Class Notes (905,836)
CA (538,520)
KPU (52)
GEOG (11)
GEOG 1120 (11)
Lecture 9

GEOG 1120 Lecture 9: Weathering and SED Rocks

5 Pages

Course Code
GEOG 1120
John Martin

This preview shows pages 1 and half of page 2. Sign up to view the full 5 pages of the document.

Loved by over 2.2 million students

Over 90% improved by at least one letter grade.

Leah — University of Toronto

OneClass has been such a huge help in my studies at UofT especially since I am a transfer student. OneClass is the study buddy I never had before and definitely gives me the extra push to get from a B to an A!

Leah — University of Toronto
Saarim — University of Michigan

Balancing social life With academics can be difficult, that is why I'm so glad that OneClass is out there where I can find the top notes for all of my classes. Now I can be the all-star student I want to be.

Saarim — University of Michigan
Jenna — University of Wisconsin

As a college student living on a college budget, I love how easy it is to earn gift cards just by submitting my notes.

Jenna — University of Wisconsin
Anne — University of California

OneClass has allowed me to catch up with my most difficult course! #lifesaver

Anne — University of California
find more resources at Lecture 9: Weathering and SED Rocks I. Intro - Contain fossils. - Important economics: Soil, oil. - Rock cycle: A. Sedimentary rocks B. Metamorphic rocks C. Igneous rocks D. Sediments - Hardness: Hard rocks will weather slowly, soft minerals will weather quickly due to solubility and oxidation potential (Felsic oxides very fast). - Silicates can be summarized using Bowen's DSI (Olivine weather very quickly, Quartz the strongest). II. Mechanic Weathering - Physical breakdown of rocks. 1. Frost Wedging - requires water and temperature of zero (once there is a crack in the rock, water gets in and freezes). 2. Root Wedging 3. Unloading/Exfoliation - rock forms deep in Earth and in under pressure and when it expands, it results a fracture. - Do not move the rocks, they breakdown on their own. find more resources at find more resources at - When they physically weather, they rare angular shape. - The process of rock breakdown cannot be stopped. III. Chemical Weathering - Chemical breakdown of rocks. 1. Dissolution - some minerals are soluble and dissolve in water. => Ex: Halite dissolves quickly but rocks do dissolve in water slowly. => Halite is the most susceptible to dissolution. 2. Oxidation - most commonly Fe(2+) with O and H2O to form Fe(3+). => The Oxides are the most susceptible to oxidation. 3. Hydrolysis - results in the production of ions, give it's dull appearance. - Mafic rocks cannot be stopped from rusting. - Rates of Weathering: => Three main factors: A. Mineralogy B. Climate C. Process find more resources at find more resources at IV. Erosion - Weathering => doesn't move; Erosion => moving the pieces once they break down, transport of weathered materials. - Erosion Agents: 1. Rivers => Size: small to medium => Can only carry small rocks => Sorting: sorted (good at sorting) => Shape: rounded 2. Glaciers => Size: large => Not sorted, they just move them around => Shape: angular 3. Wind => Size: tiny => Not very sorted => Shape: round 4. Landslides => Size
More Less
Unlock Document
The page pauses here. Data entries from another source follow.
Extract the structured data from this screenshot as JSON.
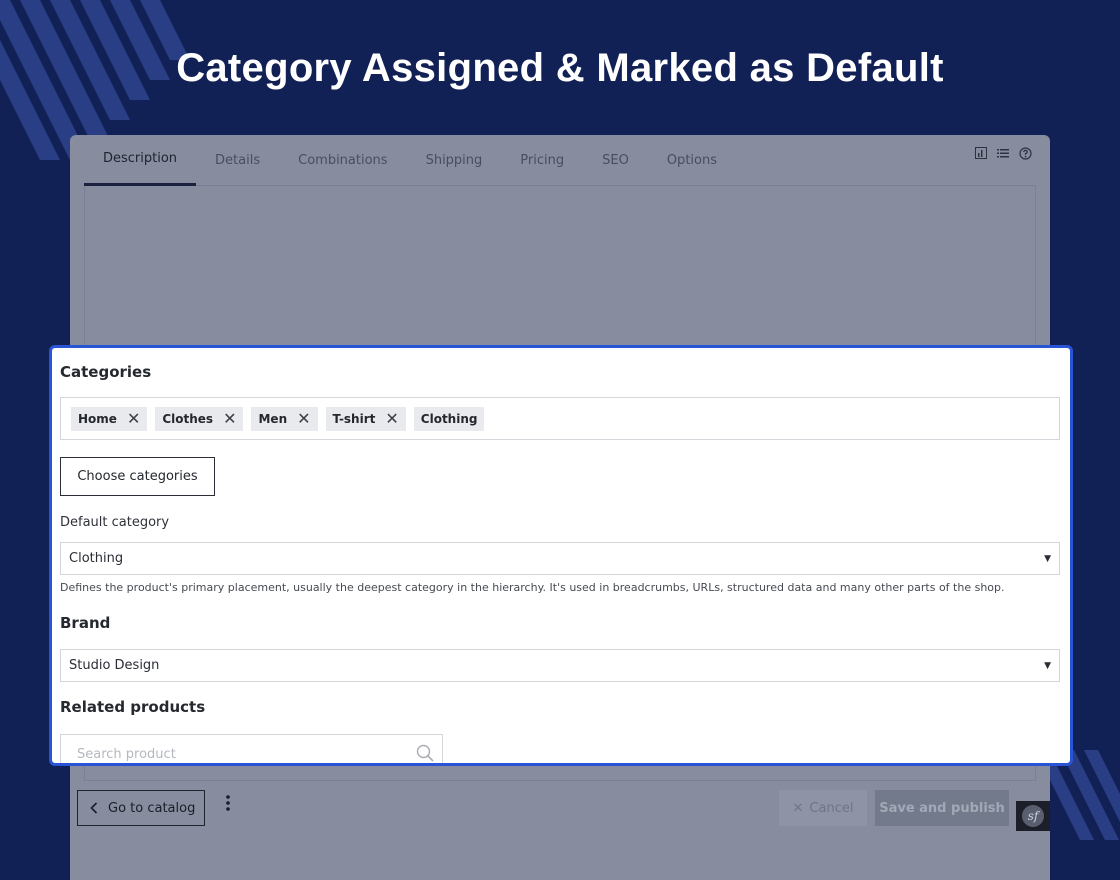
{
  "headline": "Category Assigned & Marked as Default",
  "tabs": [
    {
      "label": "Description",
      "active": true
    },
    {
      "label": "Details"
    },
    {
      "label": "Combinations"
    },
    {
      "label": "Shipping"
    },
    {
      "label": "Pricing"
    },
    {
      "label": "SEO"
    },
    {
      "label": "Options"
    }
  ],
  "toolbar_icons": [
    "chart-icon",
    "list-icon",
    "help-icon"
  ],
  "categories": {
    "title": "Categories",
    "tags": [
      {
        "label": "Home",
        "removable": true
      },
      {
        "label": "Clothes",
        "removable": true
      },
      {
        "label": "Men",
        "removable": true
      },
      {
        "label": "T-shirt",
        "removable": true
      },
      {
        "label": "Clothing",
        "removable": false
      }
    ],
    "remove_glyph": "✕",
    "choose_button": "Choose categories"
  },
  "default_category": {
    "label": "Default category",
    "value": "Clothing",
    "help": "Defines the product's primary placement, usually the deepest category in the hierarchy. It's used in breadcrumbs, URLs, structured data and many other parts of the shop."
  },
  "brand": {
    "title": "Brand",
    "value": "Studio Design"
  },
  "related_products": {
    "title": "Related products",
    "search_placeholder": "Search product"
  },
  "footer": {
    "go_to_catalog": "Go to catalog",
    "cancel": "Cancel",
    "save_and_publish": "Save and publish",
    "sf_badge": "sf"
  },
  "colors": {
    "page_bg": "#122155",
    "highlight_border": "#2a54d6",
    "panel_bg": "#ffffff"
  }
}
Only pages 1 and half of page 2 are available for preview. Some parts have been intentionally blurred.

Unlock Document
You're Reading a Preview
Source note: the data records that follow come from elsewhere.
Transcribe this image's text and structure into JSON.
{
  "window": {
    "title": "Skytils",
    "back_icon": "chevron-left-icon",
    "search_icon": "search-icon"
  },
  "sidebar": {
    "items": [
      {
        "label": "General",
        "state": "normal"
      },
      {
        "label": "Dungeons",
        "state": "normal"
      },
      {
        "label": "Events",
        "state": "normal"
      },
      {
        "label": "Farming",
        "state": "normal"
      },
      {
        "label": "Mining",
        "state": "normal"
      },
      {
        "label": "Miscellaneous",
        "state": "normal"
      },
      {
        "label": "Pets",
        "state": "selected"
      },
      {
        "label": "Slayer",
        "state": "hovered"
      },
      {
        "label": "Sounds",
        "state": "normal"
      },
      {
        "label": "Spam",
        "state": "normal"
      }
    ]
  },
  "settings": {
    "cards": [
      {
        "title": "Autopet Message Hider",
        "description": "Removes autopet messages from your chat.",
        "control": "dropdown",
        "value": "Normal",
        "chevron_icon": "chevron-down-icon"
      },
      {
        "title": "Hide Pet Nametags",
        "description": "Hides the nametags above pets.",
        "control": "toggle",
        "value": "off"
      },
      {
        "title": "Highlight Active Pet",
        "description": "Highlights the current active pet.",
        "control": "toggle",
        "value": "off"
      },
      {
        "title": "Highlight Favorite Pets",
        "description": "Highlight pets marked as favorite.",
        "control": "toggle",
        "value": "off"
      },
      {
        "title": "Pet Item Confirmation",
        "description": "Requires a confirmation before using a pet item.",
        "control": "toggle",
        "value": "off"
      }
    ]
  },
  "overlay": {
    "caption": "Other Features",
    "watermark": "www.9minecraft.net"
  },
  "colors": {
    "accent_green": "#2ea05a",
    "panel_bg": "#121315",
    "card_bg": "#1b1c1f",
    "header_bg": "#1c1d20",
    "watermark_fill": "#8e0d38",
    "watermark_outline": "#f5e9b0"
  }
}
Unlock to view full version

Unlock Document

Log In


Don't have an account?

Join OneClass

Access over 10 million pages of study
documents for 1.3 million courses.

Sign up

Join to view


By registering, I agree to the Terms and Privacy Policies
Already have an account?
Just a few more details

So we can recommend you notes for your school.

Reset Password

Please enter below the email address you registered with and we will send you a link to reset your password.

Add your courses

Get notes from the top students in your class.